Last night, the Waits came to dinner. Despite a coffee with Laura during one of Skater Girl's Saturday workshops and a trip to the rink for the Waits offspring to skate, there was much to catch up on and discuss. Even with the evaporation of hours, it seems like we scarcely touched the tip of the conversational iceberg. Not unlike a doctor's appointment, there were many questions regarding their ministry in Puerto Lempira that went unasked as well as tidbits about their family, daily life, and mutual friends and acquaintances. (That can all be fodder for e-mail and blog surfing in the future.) The dangers of too little time, and the best sort of visit that leaves one wishing for more at the close.
One of those intriguing topics with Laura was her questioning why people sometimes feel the need to trot out justifications for purchases, possessions, behaviors, etc. with her. (Ah, my humble friend...) She isn't the sort of puffed-up person to recognize how the comparable lack of material things in the family's life challenges those who know them. It's not that they do not wish for, enjoy, or acquire stuff, but they did sell everything to head off to the relative wilds in service to others. Shedding the creature comforts and excesses inherent in an area that has been relatively unscathed by the recent economic downturn is going to bring about some justification. Justification not born of any real or imagined judgment on Laura's part necessarily, but out of questions that one might ask oneself when faced with the cost in time, money, and energy to maintain the suburban dream while seeking Christ.
This opinion is formed of experience in giving consideration to life and priorities between their home and our own. Having known the family in their American Dream achieving days and experiencing some of the trepidation felt by Laura regarding the transition to their big adventure, there is much to admire in the changes they chose to embrace on discovering God's call.
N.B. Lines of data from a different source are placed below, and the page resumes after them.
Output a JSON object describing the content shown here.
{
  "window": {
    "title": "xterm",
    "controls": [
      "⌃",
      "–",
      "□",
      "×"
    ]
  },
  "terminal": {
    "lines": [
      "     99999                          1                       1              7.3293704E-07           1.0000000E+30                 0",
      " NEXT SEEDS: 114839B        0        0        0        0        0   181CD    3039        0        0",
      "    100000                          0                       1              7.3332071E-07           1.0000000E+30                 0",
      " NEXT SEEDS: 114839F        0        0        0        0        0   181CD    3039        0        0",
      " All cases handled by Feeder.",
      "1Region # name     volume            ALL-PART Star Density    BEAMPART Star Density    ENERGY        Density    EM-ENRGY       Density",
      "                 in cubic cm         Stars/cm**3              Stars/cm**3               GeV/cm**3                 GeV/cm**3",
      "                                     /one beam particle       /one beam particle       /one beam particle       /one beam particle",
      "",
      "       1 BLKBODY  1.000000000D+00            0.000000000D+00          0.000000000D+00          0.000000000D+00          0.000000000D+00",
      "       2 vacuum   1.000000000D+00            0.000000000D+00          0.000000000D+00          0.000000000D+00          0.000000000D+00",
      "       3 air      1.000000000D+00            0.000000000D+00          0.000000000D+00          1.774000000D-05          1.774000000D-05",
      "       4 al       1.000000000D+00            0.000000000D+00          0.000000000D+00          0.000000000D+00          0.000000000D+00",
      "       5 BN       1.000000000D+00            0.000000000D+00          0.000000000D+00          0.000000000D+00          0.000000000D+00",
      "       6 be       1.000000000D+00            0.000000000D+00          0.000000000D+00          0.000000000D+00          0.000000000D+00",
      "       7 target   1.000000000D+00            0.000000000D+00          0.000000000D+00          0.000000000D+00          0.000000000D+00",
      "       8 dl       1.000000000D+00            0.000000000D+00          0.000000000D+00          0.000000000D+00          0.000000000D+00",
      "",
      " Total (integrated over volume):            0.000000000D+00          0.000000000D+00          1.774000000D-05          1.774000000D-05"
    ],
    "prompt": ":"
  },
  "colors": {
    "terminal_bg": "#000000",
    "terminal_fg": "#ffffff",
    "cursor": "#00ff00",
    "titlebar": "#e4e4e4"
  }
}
Comparison of the relative cost of a child's sponsorship providing education and basic necessities to the far more frivolous expenses of a pretty dress for Middle Child or the scheduled time devoted to the rink with the fluid daily work of Reach Out Honduras helps to put our use of resources in a perspective that can be lost in the bounty of Plenty. By living with Enough (or less), the Waits gift our family (and apparently others) with the opportunity personal examination in a light that can bring about purposeful giving, personal appreciation of what one possesses, and temperance of excess.